Puerto Rico’s Los Vigilantes Take Garage Punk to the Beach on New Single

Read more

Hey, South America: Puerto Rican garage-punk band Los Vigilantes wants you to know they care. In six years of releasing short EPs and full-length records, they’ve teamed up with ChaCho Records, rookie label Warevel Socio, NYC’s Norton Records, and Slovenly, an internationally minded punk imprint. For their next trick, they’ve connected with Brazilian startup Mandinga Records.

Guitarist Jorge “Jota” Mundo says the pairing was perfect. “I love the name. I love the name!” he gushes. “It’s a very small label; they just started…[The title track] was a song made at the beach. It just went well, the name of the label with the cover we had in mind, with the vibe of the whole thing.”

The art for Viento, Sereno y El Mar was modeled after an album from Roberto y Su Nuevo Montuno, a Puerto Rican salsa group from the genre’s iconic 70s heyday. The sound is not unlike typical Vigilantes fare — 50s rock ‘n’ roll sways, perfectly placed twang and an easy-on-the-ears punk underpinning. No aggressive stuff was squeezed into the short four-song release, which is totally OK. These mostly breezy numbers may not induce frenzied shaking all over, but they’ll definitely get you shimmying.

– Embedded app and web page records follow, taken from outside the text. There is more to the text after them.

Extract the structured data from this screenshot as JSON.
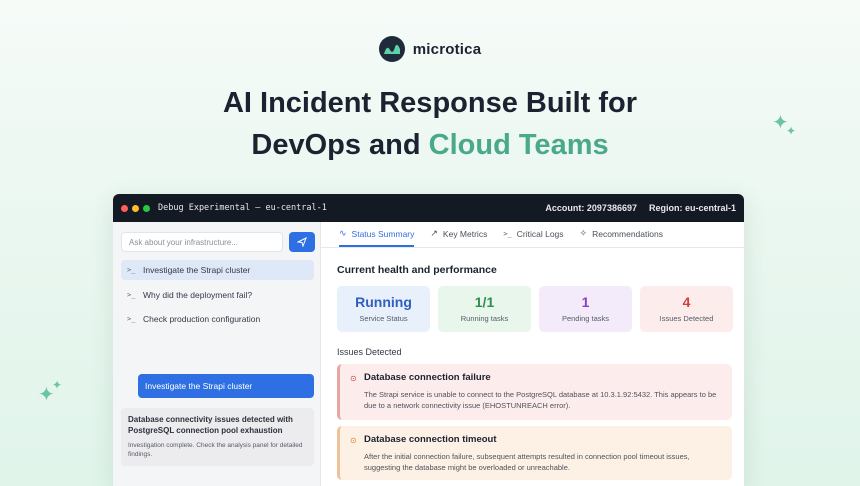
{
  "brand": {
    "name": "microtica"
  },
  "hero": {
    "line1": "AI Incident Response Built for",
    "line2_plain": "DevOps and ",
    "line2_accent": "Cloud Teams"
  },
  "colors": {
    "accent": "#4aa98a",
    "primary_blue": "#2f6fe4",
    "titlebar": "#141a24"
  },
  "window": {
    "title": "Debug Experimental — eu-central-1",
    "account": "Account: 2097386697",
    "region": "Region: eu-central-1",
    "traffic_lights": [
      "#ff5f57",
      "#febc2e",
      "#28c840"
    ]
  },
  "chat": {
    "search_placeholder": "Ask about your infrastructure...",
    "suggestions": [
      {
        "prompt": ">_",
        "label": "Investigate the Strapi cluster",
        "active": true
      },
      {
        "prompt": ">_",
        "label": "Why did the deployment fail?",
        "active": false
      },
      {
        "prompt": ">_",
        "label": "Check production configuration",
        "active": false
      }
    ],
    "user_message": "Investigate the Strapi cluster",
    "reply": {
      "title": "Database connectivity issues detected with PostgreSQL connection pool exhaustion",
      "subtitle": "Investigation complete. Check the analysis panel for detailed findings."
    }
  },
  "tabs": [
    {
      "icon": "pulse-icon",
      "label": "Status Summary",
      "active": true
    },
    {
      "icon": "trend-icon",
      "label": "Key Metrics",
      "active": false
    },
    {
      "icon": "terminal-icon",
      "label": "Critical Logs",
      "active": false
    },
    {
      "icon": "sparkle-icon",
      "label": "Recommendations",
      "active": false
    }
  ],
  "summary": {
    "title": "Current health and performance",
    "cards": [
      {
        "value": "Running",
        "label": "Service Status",
        "color": "#2f5fbf",
        "bg": "#e8f0fb"
      },
      {
        "value": "1/1",
        "label": "Running tasks",
        "color": "#2f8f52",
        "bg": "#e8f6ec"
      },
      {
        "value": "1",
        "label": "Pending tasks",
        "color": "#8a3fbf",
        "bg": "#f3ebfa"
      },
      {
        "value": "4",
        "label": "Issues Detected",
        "color": "#d23f3f",
        "bg": "#fdecec"
      }
    ]
  },
  "issues": {
    "label": "Issues Detected",
    "items": [
      {
        "title": "Database connection failure",
        "description": "The Strapi service is unable to connect to the PostgreSQL database at 10.3.1.92:5432. This appears to be due to a network connectivity issue (EHOSTUNREACH error).",
        "icon_color": "#d23f3f"
      },
      {
        "title": "Database connection timeout",
        "description": "After the initial connection failure, subsequent attempts resulted in connection pool timeout issues, suggesting the database might be overloaded or unreachable.",
        "icon_color": "#d9822b"
      }
    ]
  }
}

Los Vigilantes are saluting other parts of the world, too: The EP includes a song in Japanese. “Wakao Ayako,” dedicated to a Japanese actress, comes courtesy of Ricardo Vilaro, a longtime but sometimes removed Vigilante living in Tokyo. Another track, “Mejor,” is a cover of Los Brincos, a 60s group often regarded as the Spanish Beatles.

“It’s very United Nations,” Mundo laughs. “We’ve been trying to tour in the U.S. for so long and we’ve been to Europe…but we want to go more to South America. That’s something that we can do. We want to make it a normal thing.”

The band is fresh off a jaunt around Mexico, which Jota reports went really well. To their surprise, Vigilantes tunes had been in rotation locally on Reactor 105.7, a popular radio station, for months. Crowds in D.F., Guadalajara, Monterrey, and Toluca were consistently pumped, he says, and they even encountered a band playing covers of their songs.

Mundo hopes they’ll be greeted with the same enthusiasm when they finally get to South America. Considering their partnership with Mandinga and the fact that drummer Rafa Díaz is originally from Colombia, we don’t think he’ll be disappointed.

Viento, Sereno y El Mar will be available digitally in April, but only 300 physical copies will be pressed. Until then, listen to the first single below.

Update, 3/2/2016, 10:16 a.m.: A previous version of this post implied that this EP would include a song in English. The post has been updated to reflect that it will include songs in Japanese and Spanish.